He interviewed hundreds of noteworthy individuals, including numerous U.S. Presidents, U.S. Senators, and members of Congress. Among his guests were college professors, judges, doctors, writers, politicians, sports figures, attorneys, police officials, corporate leaders, ministers, public relations consultants, historians, and a wide variety of other occupations, services, and non-profit organization spokesmen.
His guests included many well-known New Orleans area figures in the news, including Dr. Alton Ochsner, Supreme Court Justice Walter Hamlin, Congressman F. Edward Hebert, Mayor Moon Landrieu, Governor Dave Treen, Senator Everett Dirksen, Gerald Gallinghouse, Newt Gringrich, Gov. John McKeithen, Lt. Gov. James Fitzmorris, Harry Connick, Lawrence Chehardy, and many others.
"Every local mayor called him friend," his obituary stated.
The New Orleans Public Library offers a webpage about him with extensive information on his background and accomplishments:
Joseph Culotta, Jr. was born in Grand Rapids, Michigan, but moved to New Orleans at an early age. After service in the U.S. Navy, Culotta attended Tulane University, where he received a B.A. degree in 1964. Following graduation, he taught chemistry part-time at Tulane's University College and College of Arts and Sciences and at Newcomb College until 1971. He also worked full- time as a Southern regional supervisor for the Louisiana Department of Veterans Affairs, representing veterans and their families before the Veterans Administration.
In 1962 Culotta took over as host of the "American Legion Hour" on New Orleans' WTIX radio station, revising the format of the program to one of comprehensive coverage of Veterans benefits. In May of 1965, he became moderator of "Let's Talk It Over," one of the city's first audience participation discussion programs, which aired on Sunday mornings on WTIX. In 1986, "Let's Talk It Over" moved to WNOE, where it remained until 1990.
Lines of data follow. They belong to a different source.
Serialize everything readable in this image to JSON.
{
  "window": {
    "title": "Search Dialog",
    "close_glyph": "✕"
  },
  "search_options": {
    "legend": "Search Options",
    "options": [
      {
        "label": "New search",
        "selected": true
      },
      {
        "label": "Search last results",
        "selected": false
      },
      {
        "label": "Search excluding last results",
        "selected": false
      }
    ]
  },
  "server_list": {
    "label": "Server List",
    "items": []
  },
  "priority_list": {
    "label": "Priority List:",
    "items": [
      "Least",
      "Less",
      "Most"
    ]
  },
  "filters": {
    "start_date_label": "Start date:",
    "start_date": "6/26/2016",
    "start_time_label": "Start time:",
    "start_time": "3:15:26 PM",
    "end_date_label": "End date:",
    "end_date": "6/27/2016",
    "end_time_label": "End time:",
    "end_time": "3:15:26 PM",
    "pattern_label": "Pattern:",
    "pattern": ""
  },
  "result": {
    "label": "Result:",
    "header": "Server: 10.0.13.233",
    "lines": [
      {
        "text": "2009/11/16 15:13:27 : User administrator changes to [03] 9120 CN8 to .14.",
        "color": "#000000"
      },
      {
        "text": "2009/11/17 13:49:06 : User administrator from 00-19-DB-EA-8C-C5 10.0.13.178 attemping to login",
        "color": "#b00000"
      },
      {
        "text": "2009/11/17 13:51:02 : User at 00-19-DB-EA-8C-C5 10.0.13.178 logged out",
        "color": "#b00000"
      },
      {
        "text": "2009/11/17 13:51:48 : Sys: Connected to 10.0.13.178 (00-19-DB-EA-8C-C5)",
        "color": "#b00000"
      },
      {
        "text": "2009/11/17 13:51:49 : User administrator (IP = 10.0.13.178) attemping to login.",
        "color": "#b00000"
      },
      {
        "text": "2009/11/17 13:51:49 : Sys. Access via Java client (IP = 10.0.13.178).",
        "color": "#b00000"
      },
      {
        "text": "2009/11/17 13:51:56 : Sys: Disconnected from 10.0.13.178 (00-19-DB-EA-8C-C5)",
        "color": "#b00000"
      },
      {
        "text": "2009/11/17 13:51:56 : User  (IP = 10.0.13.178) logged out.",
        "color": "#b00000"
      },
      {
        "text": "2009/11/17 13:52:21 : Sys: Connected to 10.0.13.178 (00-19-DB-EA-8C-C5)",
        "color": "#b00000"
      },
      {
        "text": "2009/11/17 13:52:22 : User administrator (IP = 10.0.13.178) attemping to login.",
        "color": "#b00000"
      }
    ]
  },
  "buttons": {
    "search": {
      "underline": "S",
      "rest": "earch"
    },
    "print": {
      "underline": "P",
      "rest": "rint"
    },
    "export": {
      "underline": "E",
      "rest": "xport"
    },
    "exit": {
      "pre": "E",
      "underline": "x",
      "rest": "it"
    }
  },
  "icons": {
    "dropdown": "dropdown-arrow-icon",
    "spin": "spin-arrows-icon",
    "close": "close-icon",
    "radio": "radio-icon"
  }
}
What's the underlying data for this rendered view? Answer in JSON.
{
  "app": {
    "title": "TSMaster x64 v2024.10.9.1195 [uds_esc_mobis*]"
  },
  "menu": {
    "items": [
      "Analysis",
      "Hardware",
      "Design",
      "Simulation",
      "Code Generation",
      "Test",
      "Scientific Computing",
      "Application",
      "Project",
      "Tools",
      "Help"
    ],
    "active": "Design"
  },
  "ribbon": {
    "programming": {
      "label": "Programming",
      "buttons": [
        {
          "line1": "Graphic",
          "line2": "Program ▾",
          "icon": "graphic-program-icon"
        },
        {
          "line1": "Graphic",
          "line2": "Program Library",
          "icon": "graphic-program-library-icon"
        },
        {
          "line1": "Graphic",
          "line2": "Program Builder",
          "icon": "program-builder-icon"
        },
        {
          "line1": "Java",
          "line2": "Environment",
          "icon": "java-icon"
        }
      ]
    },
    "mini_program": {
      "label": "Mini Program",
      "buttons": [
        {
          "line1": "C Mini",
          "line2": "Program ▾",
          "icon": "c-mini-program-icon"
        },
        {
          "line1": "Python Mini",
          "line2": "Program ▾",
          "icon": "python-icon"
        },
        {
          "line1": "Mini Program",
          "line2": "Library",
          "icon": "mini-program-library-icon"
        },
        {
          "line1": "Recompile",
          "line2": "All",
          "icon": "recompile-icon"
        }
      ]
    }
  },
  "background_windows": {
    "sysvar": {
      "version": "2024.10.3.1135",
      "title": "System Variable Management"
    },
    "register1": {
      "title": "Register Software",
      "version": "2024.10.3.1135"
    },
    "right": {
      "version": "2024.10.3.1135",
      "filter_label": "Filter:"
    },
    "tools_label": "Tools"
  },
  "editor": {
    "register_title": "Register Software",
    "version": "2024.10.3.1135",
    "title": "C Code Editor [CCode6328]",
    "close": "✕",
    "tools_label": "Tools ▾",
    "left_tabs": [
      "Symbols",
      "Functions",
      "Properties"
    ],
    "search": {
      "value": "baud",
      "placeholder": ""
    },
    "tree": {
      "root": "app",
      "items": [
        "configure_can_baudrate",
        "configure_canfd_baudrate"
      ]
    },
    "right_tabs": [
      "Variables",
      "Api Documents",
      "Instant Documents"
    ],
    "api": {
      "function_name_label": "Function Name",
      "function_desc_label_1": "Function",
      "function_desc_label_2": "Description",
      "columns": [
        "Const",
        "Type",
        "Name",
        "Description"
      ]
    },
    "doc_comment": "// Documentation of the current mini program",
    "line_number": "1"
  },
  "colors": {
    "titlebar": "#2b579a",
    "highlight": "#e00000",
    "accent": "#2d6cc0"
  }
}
In 1984, following his retirement from the Department of Veterans' Affairs as the Southeast Regional Supervisor, Culotta taught night classes at Tulane University for many years. He went on to teach Chemistry and Physics at Pope John Paul II Catholic High School in Slidell. He retired from teaching in 1997.
A collection of his recorded interviews are archived in the Manuscripts Collection, Louisiana Division, New Orleans Public Library. It comprises 1,386 audiotapes and 99 photographs. The collection consists of audiotapes, primarily of his radio call-in/interview program. Also included are several tapes of "The American Legion Hour" (1962-1965) radio program and scattered tapes of "Mid-Month in New Orleans" (1969-1981), a taped program heard on approximately the middle Sunday of each month.
To view a spreadsheet of individual descriptions of each program, covering the years 1965-1990, CLICK HERE. These listings include the names of guests who appeared on the program, a list of the subjects discussed, and a narrative description of the program
According to the library collection description, topics discussed on "Let's Talk It Over" ranged widely. Political events and social issues on a local, national and even international level were prominently featured (e.g., elections and ballot issues on all levels, Riverfront Expressway, Hurricane Betsy, Mississippi River Bridge tolls, legalized gambling, Vietnam, student demonstrations, police brutality, urban renewal, the women's movement).
"The program also discussed a virtually unlimited variety of other topics, among them history, popular culture, hobbies, religion, health and medical issues, and education," the library website stated.
On September 22, 1985, Culotta interviewed me over the phone, and we talked about numerous subjects of interest to St. Tammany residents, economic issues mainly, but also about the Olde Town Festival in Covington and its emphasis on community history.